Medical Lab Technician: Career Profile, Job Outlook, and Training Requirements
Medical lab technicians conduct tests on medical specimens and may specialize in several different areas. Learn about the job options in this field, along with the education requirements, credentialing and job outlook. Schools offering Clinical Laboratory Science degrees can also be found in these popular choices.
What Is a Medical Lab Technician?
A medical lab technician is a specialist who conducts tests on fluid and tissue samples collected from patients. The purpose of a test might be to identify harmful microorganisms, abnormal cells or unusual chemical reactions. The results also determine blood counts or confirm that blood is safe for transfusion. Technicians often specialize in areas such as immunology, cytotechnology and phlebotomy.
Your duties as a medical lab technician, which is a different occupation from a medical lab technologist, include preparing reagents and solutions for samples, examining cells, analyzing data and creating charts, graphs and descriptive reports. You'll explain your findings and confer with laboratory supervisors and physicians. You may also have to clean, set up and adjust lab equipment. Below is important information that contains details about becoming medical lab technicians.
|Degree Required||Associate's degree|
|Education Field of Study||Medical technician; clinical laboratory science|
|Key Duties||Collect samples, run tests|
|Job Growth (2014-2024)||18%*|
|Median Salary (2015)||$38,970*|
Source: *U.S. Bureau of Labor Statistics.
What Are My Job Prospects?
According to the U.S. Bureau of Labor Statistics (BLS), you are most likely to find a medical lab technician job at a hospital (www.bls.gov). More than half of the 328,200 people employed as clinical laboratory technologists and technicians in May 2014 worked in hospitals, the BLS stated. Employment was also high in in medical and diagnostic labs, physicians' offices, outpatient clinics and universities.
Employment of medical lab technicians is projected to increase 18% between 2014 and 2024. The BLS also reported job growth will be driven by a greater demand for medical tests as falling costs and technological advances improve the scope, quality and quantity of information from tests.
What Education Do I Need?
You'll need an associate's degree or at least a certificate in a medical technician program.
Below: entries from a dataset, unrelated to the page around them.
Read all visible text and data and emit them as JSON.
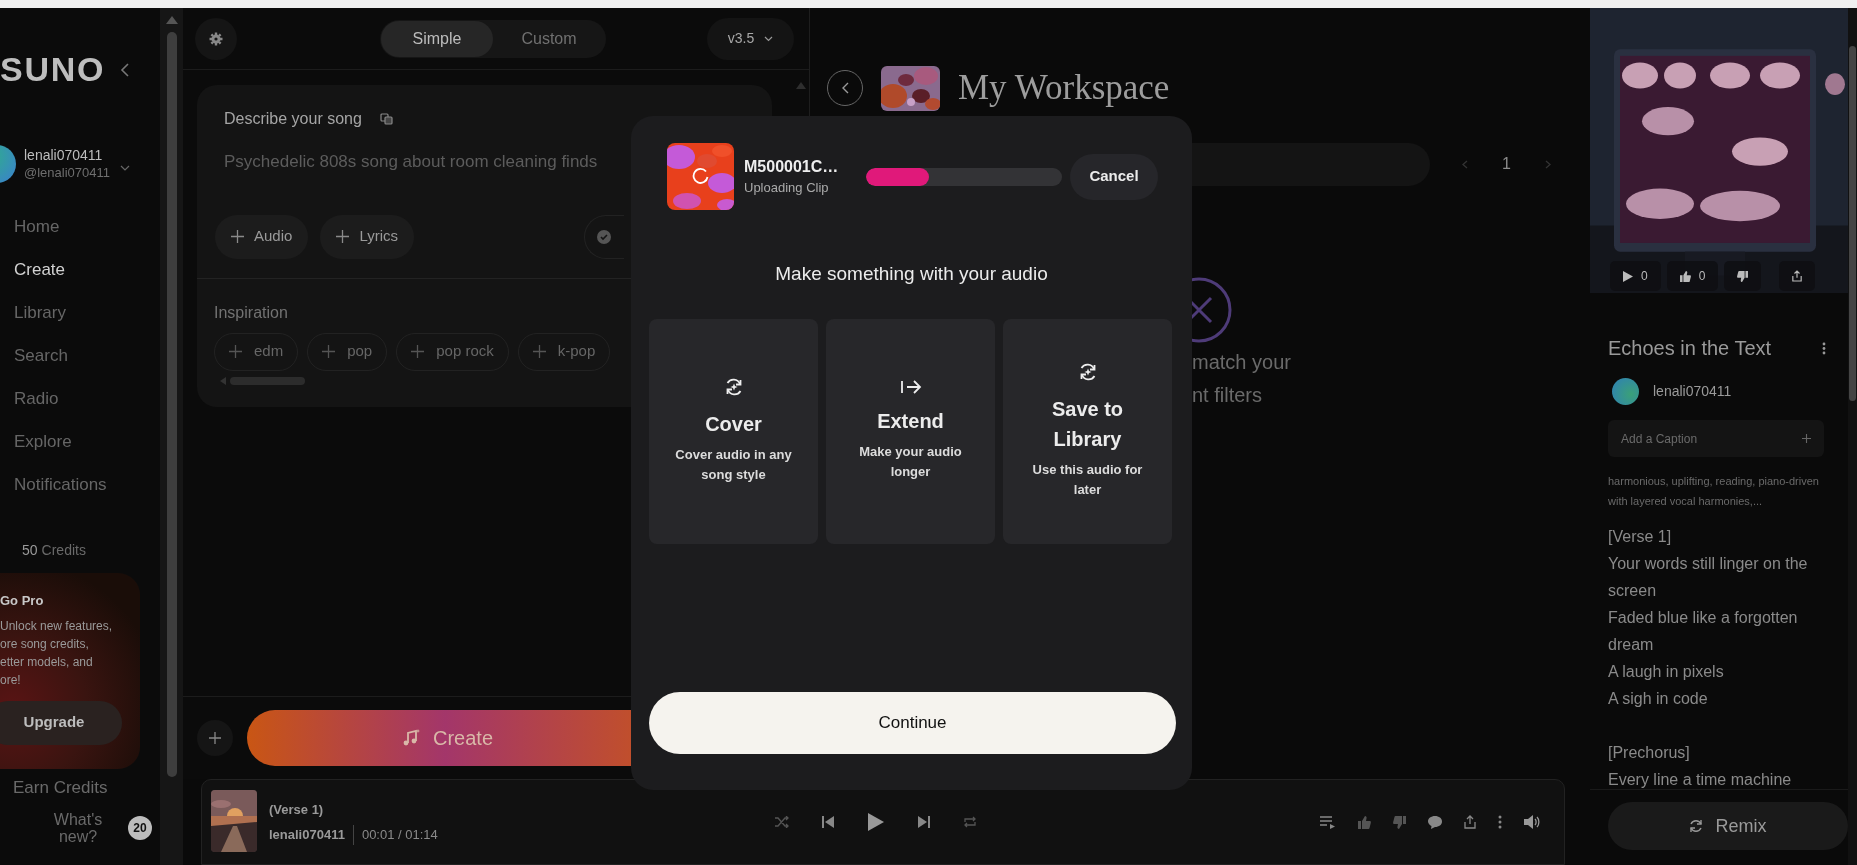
{
  "sidebar": {
    "logo": "SUNO",
    "user": {
      "name": "lenali070411",
      "handle": "@lenali070411"
    },
    "nav": [
      {
        "label": "Home",
        "selected": false
      },
      {
        "label": "Create",
        "selected": true
      },
      {
        "label": "Library",
        "selected": false
      },
      {
        "label": "Search",
        "selected": false
      },
      {
        "label": "Radio",
        "selected": false
      },
      {
        "label": "Explore",
        "selected": false
      },
      {
        "label": "Notifications",
        "selected": false
      }
    ],
    "credits": {
      "count": "50",
      "label": "Credits"
    },
    "promo": {
      "title": "Go Pro",
      "lines": [
        "Unlock new features,",
        "ore song credits,",
        "etter models, and",
        "ore!"
      ],
      "button": "Upgrade"
    },
    "earn_credits": "Earn Credits",
    "whats_new": {
      "label": "What's new?",
      "badge": "20"
    }
  },
  "create": {
    "modes": [
      {
        "label": "Simple",
        "selected": true
      },
      {
        "label": "Custom",
        "selected": false
      }
    ],
    "model": "v3.5",
    "prompt": {
      "label": "Describe your song",
      "placeholder": "Psychedelic 808s song about room cleaning finds"
    },
    "add_buttons": [
      "Audio",
      "Lyrics"
    ],
    "inspiration": {
      "label": "Inspiration",
      "tags": [
        "edm",
        "pop",
        "pop rock",
        "k-pop"
      ]
    },
    "create_button": "Create"
  },
  "workspace": {
    "title": "My Workspace",
    "page": "1",
    "empty_text": [
      "match your",
      "nt filters"
    ]
  },
  "song_panel": {
    "stats": [
      {
        "kind": "plays",
        "count": "0"
      },
      {
        "kind": "likes",
        "count": "0"
      },
      {
        "kind": "dislike"
      },
      {
        "kind": "share"
      }
    ],
    "title": "Echoes in the Text",
    "user": "lenali070411",
    "caption": {
      "placeholder": "Add a Caption"
    },
    "tags": "harmonious, uplifting, reading, piano-driven with layered vocal harmonies,...",
    "lyrics": [
      {
        "lines": [
          "[Verse 1]",
          "Your words still linger on the screen",
          "Faded blue like a forgotten dream",
          "A laugh in pixels",
          "A sigh in code"
        ]
      },
      {
        "lines": [
          "[Prechorus]",
          "Every line a time machine"
        ]
      }
    ],
    "remix": "Remix"
  },
  "player": {
    "title": "(Verse 1)",
    "artist": "lenali070411",
    "time": "00:01 / 01:14"
  },
  "modal": {
    "file": {
      "name": "M500001C…",
      "status": "Uploading Clip"
    },
    "progress": {
      "level": 0.32
    },
    "cancel": "Cancel",
    "heading": "Make something with your audio",
    "options": [
      {
        "kind": "cover",
        "title": "Cover",
        "text": "Cover audio in any song style"
      },
      {
        "kind": "extend",
        "title": "Extend",
        "text": "Make your audio longer"
      },
      {
        "kind": "save",
        "title": "Save to Library",
        "text": "Use this audio for later"
      }
    ],
    "continue": "Continue"
  }
}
You'll find these programs at technical or vocational schools or at community colleges. Some hospitals may offer certificate programs, according to the BLS.
If you want to improve your advancement and career opportunities, you may pursue a bachelor's degree in medical technology. This lets you to work as a medical laboratory technologist, which allows you to perform more advanced lab work and have greater responsibility.
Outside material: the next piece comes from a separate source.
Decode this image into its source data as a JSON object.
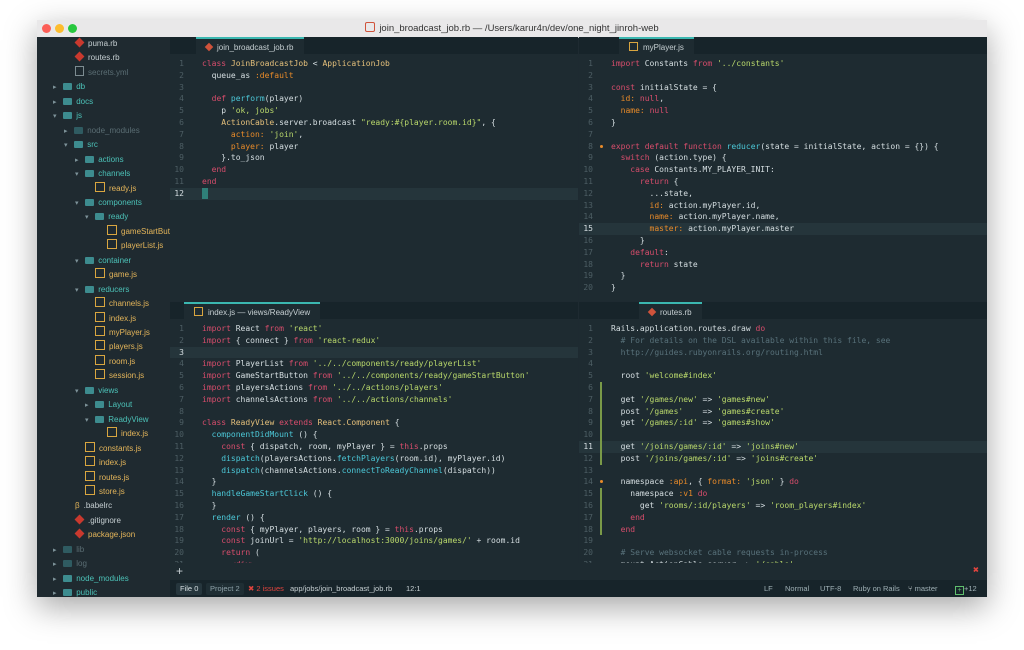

Medical technology programs are a mix of classroom instruction, lab courses and a clinical internship. Topics covered include hematology, microbiology, fluid analysis and lab methods. Increased adoption of computer technology and automation has shifted the work of technicians away from more manual tasks toward more analytical work, the BLS noted.
Depending on the state where you are employed, you may need a license or be registered to work as a medical lab technician. While certification is voluntary, many employers prefer if you are certified. Three industry organizations offer certification: the American Society for Clinical Pathology, the American Medical Technologists and the American Association of Bioanalysts. Their certification exams vary in content and length but typically test your knowledge of clinical chemistry, immunology, hematology and microbiology.
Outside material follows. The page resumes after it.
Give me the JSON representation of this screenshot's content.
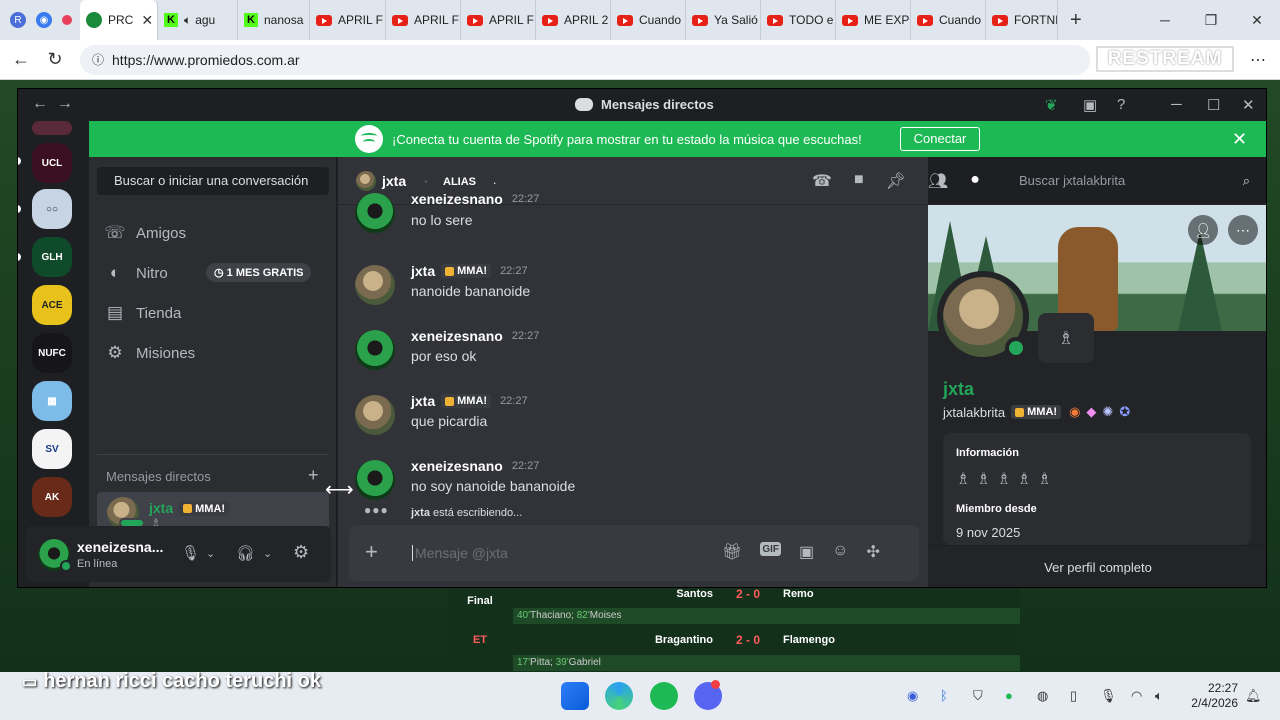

What Are Some Related Alternative Careers?
Other types of technicians similarly help scientists, such as biological or chemical technicians, with research, experimentation and testing. Biological technicians are required to have a bachelor's degree while chemical technicians need an associate's. Veterinary technicians, who also need an associate's degree, assist licensed veterinarians with diagnosing sickness and injuries in a wide range of animals. In all of these careers, the non-content area skills are largely transferable.
To continue researching, browse degree options below for course curriculum, prerequisites and financial aid information. Or, learn more about the subject by reading the related articles below: